In their article, Benson et al address the relatively low survival rate of rectal cancer patients in relation to the issue of adjuvant chemotherapy. In patients who have a pCR after neoadjuvant chemoradiation, adjuvant chemotherapy remains controversial. The European Organisation for Research and Treatment of Cancer (EORTC) 22921 and the Fdration Francophone de Cancrologie Digestive (FFCD) 9203 studies did not definitively show any improvement in survival of rectal cancer patients who underwent adjuvant chemotherapy. However, as the authors point out, a limitation of the EORTC study was that just 43% of patients underwent more than 95% of the planned postoperative chemotherapy. The authors extrapolate from the multiple colon cancer studies that adjuvant chemotherapy after neoadjuvant chemoradiation and surgery actually improves survival in rectal cancer patients; that conclusion, though likely true, has not yet been sufficiently proven by any randomized trials. Thus, in the United States, unlike in some European countries, rectal cancer patients undergo 4 months of adjuvant chemotherapy. The authors note that, as suggested by a subgroup analysis of the EORTC study, rectal cancer patients who respond to neoadjuvant chemoradiation derive a survival benefit from adjuvant chemotherapy. In addition, they point out that such a survival benefit was also demonstrated in the MD Anderson Cancer Center retrospective series and in a Canadian retrospective study.

One criticism is that the authors did not address local excision (LE), an alternative to TME for early rectal cancer. LE is associated with lower morbidity and mortality, but the local recurrence rate is increased when LE is used alone.
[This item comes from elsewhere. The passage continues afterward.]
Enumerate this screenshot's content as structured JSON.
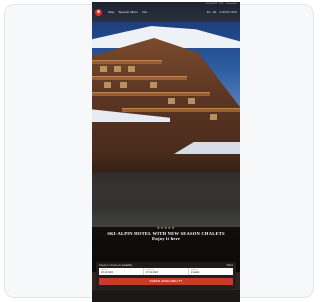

Preliminary results from the American College of Surgeons Oncology Group (ACOSOG) Z6041 trial assessing neoadjuvant chemoradiation and LE for T2N0 rectal cancer showed 44% of patients achieved a pCR.[1] Long-term results of LE after neoadjuvant chemoradiation for T2 and T3 rectal cancer published by Nair et al also showed a 43% pCR and a 5-year survival rate of 81%.[2] Although more research needs to be done, in the future selected patients might be treated routinely with limited operations or watchful waiting after neoadjuvant chemoradiation.[3]

Undoubtedly, advances in the treatment of rectal cancer over the last few decades have led to clinical improvement. Some changes, such as TME and CMT, have lengthened survival time and enhanced the quality of life. However, radiation therapy may have a negative impact on quality of life, especially in males. Future research needs to focus not only on survival but also on postoperative quality of life.

Financial Disclosure: The authors have no significant financial interest or other relationship with the manufacturers of any products or providers of any service mentioned in this article.



1. Garcia-Aguilar J, Shi Q, Thomas CR Jr, et al. A phase II trial of neoadjuvant chemoradiation and local excision for T2N0 rectal cancer: preliminary results of the ACOSOG Z6041 trial. Ann Surg Oncol. Jul 14, 2011. Epub ahead of print.

2. Nair RM, Siegel EM, Chen D-T, et al. Long-term results of transanal excision after neoadjuvant chemoradiation for T2 and T3 adenocarcinomas of the rectum. J Gastrointest Surg. 2008;12:1797-806.

3. Habr-Gama A, Perez RO. Non-operative management of rectal cancer after neoadjuvant chemoradiation. Br J Surg. 2009;96:125-7.